One of Melissa Caddick’s investors has told her inquest she became so alarmed by something fishy she had been told, that she wanted her money back immediately.

Dominique Ogilvie had a chance encounter with someone in the waiting room of a dental specialist in Sydney in August 2020, when they struck up a chat about financial advisers.

Ogilvie told the New South Wales coroners court on Tuesday the woman asked if she was using Melissa Caddick’s services.

“And I said yes … she said ‘I need to speak with you’.

“‘I said ‘oh’. And then I was called into the endodontist.”

The pair exchanged phone numbers and Ogilvie – extremely alarmed by her tone – sent a message: “Dying to talk to you.”

By that stage Ogilvie had invested $2.5m with Caddick’s fake company Maliver.

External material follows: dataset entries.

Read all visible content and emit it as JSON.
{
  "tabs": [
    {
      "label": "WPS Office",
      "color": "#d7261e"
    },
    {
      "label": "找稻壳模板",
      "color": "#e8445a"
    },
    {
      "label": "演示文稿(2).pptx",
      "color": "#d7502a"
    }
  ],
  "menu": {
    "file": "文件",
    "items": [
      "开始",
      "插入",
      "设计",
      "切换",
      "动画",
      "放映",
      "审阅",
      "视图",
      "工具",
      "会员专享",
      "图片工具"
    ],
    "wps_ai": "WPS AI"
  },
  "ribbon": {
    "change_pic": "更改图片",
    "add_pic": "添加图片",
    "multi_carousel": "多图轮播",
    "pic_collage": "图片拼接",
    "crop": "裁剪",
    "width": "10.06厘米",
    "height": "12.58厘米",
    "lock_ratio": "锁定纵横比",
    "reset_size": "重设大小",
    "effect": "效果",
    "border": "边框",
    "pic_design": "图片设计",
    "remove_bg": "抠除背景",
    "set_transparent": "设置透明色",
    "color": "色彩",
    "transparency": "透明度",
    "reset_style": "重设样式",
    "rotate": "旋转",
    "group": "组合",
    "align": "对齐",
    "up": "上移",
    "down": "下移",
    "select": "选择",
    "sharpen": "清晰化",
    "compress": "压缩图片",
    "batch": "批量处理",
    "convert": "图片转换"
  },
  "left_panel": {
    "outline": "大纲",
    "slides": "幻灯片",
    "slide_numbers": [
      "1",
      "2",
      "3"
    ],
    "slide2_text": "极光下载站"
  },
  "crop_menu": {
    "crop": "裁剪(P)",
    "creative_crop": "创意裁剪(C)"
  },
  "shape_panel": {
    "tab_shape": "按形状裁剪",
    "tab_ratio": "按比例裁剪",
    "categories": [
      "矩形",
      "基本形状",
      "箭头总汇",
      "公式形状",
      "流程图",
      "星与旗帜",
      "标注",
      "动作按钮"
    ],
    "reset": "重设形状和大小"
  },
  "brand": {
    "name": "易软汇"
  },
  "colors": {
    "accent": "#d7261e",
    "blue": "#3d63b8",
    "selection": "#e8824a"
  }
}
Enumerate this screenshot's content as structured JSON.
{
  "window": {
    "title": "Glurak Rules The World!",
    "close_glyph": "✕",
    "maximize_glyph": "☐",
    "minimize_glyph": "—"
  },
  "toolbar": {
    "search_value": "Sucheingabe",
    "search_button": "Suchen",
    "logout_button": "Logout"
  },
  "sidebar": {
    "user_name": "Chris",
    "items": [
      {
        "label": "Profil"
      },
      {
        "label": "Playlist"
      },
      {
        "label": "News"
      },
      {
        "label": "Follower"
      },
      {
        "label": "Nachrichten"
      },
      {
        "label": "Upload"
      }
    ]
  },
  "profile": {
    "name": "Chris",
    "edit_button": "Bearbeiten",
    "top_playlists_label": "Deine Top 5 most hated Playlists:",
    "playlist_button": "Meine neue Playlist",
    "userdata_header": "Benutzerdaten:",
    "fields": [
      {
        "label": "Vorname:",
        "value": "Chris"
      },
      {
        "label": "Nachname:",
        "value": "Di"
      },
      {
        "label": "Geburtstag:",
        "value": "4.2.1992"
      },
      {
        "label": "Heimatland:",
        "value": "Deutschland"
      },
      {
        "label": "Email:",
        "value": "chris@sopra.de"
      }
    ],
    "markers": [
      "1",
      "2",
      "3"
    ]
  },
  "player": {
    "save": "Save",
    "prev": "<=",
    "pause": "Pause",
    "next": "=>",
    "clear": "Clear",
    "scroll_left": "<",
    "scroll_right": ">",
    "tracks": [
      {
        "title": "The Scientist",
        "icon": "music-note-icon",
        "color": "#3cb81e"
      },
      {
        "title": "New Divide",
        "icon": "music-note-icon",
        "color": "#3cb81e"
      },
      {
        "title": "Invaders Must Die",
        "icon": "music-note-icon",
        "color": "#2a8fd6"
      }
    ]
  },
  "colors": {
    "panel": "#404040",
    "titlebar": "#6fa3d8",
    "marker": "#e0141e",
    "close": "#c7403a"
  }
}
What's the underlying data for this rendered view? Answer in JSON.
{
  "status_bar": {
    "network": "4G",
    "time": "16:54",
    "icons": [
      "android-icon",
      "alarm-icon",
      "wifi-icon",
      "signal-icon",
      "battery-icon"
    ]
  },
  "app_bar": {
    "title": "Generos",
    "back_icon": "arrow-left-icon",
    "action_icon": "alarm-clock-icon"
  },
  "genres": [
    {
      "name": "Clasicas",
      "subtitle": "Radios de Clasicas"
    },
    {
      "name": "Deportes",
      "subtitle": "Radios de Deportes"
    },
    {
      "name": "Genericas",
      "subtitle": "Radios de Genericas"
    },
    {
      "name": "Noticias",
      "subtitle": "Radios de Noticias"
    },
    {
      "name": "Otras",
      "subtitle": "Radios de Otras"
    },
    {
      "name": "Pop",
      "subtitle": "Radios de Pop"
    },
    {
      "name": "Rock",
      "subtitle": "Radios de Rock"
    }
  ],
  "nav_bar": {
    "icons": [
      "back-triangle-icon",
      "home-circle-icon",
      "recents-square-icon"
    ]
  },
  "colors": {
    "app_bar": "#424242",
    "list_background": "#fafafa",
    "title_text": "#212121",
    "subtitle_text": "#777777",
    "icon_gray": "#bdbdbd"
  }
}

Later that day the woman revealed Caddick was using her Australian Financial Services Number illegally.

Ogilvie had met the conwoman while holidaying in Aspen Colorado staying in an apartment Caddick claimed to own.

In April she invested $450,000 and the documentation she received purported “good” profit, she said.

Later that month she injected an additional $550,000, followed by $1m.

“Big birthday present just gone into your account,” she texted Caddick, telling the inquest she was being a “bit smart, sarcastic”.

She continued to invest before the fateful conversation raised the alarm bells, and as she later told Asic made her think “something smells here, I need to get my money out”.

Ogilvie is one of the few to recoup her money plus an additional purported profit of $380,000.

On 14 September she was formally interviewed by the Australian Securities Investment Commission, but still wasn’t quite sure of the size of the fraud, she said.

She denied ever having told Caddick about the Asic investigation into her.

After she received her investment back she said she cut off communication with her former friend.

“I wasn’t able to speak with her after that. I felt uncomfortable. Cleaner and easier for me not to have any contact,” she said.

Caddick pretended she was investing her victims’ wealth by appearing to set up CommSec trading accounts and forging documents to claim she was generating profits.

She preyed on mostly friends and family, and stole up to $30m between 2013 and 2020, counsel assisting Jason Downing SC has told the inquest.

Anthony Koletti arrives for the inquest into Melissa Caddick’s death at the Lidcombe coroners court in Sydney on Monday.
Anthony Koletti arrives for the inquest into Melissa Caddick’s death at the NSW coroners court in Sydney on Monday. Photograph: Bianca de Marchi/AAP

Her husband Anthony Koletti reported the 49-year-old as missing some 30 hours after he says she walked out of their home for the last time on 12 November about 5.30am to go for a walk.

His accounts to police about the last time he saw his wife have been subject to intense scrutiny during the inquest.

In February 2021, Caddick’s decomposing foot encased in an Asics shoe washed ashore at Bournda beach on the NSW south coast, about 400km south of Sydney.

Source: The Guardian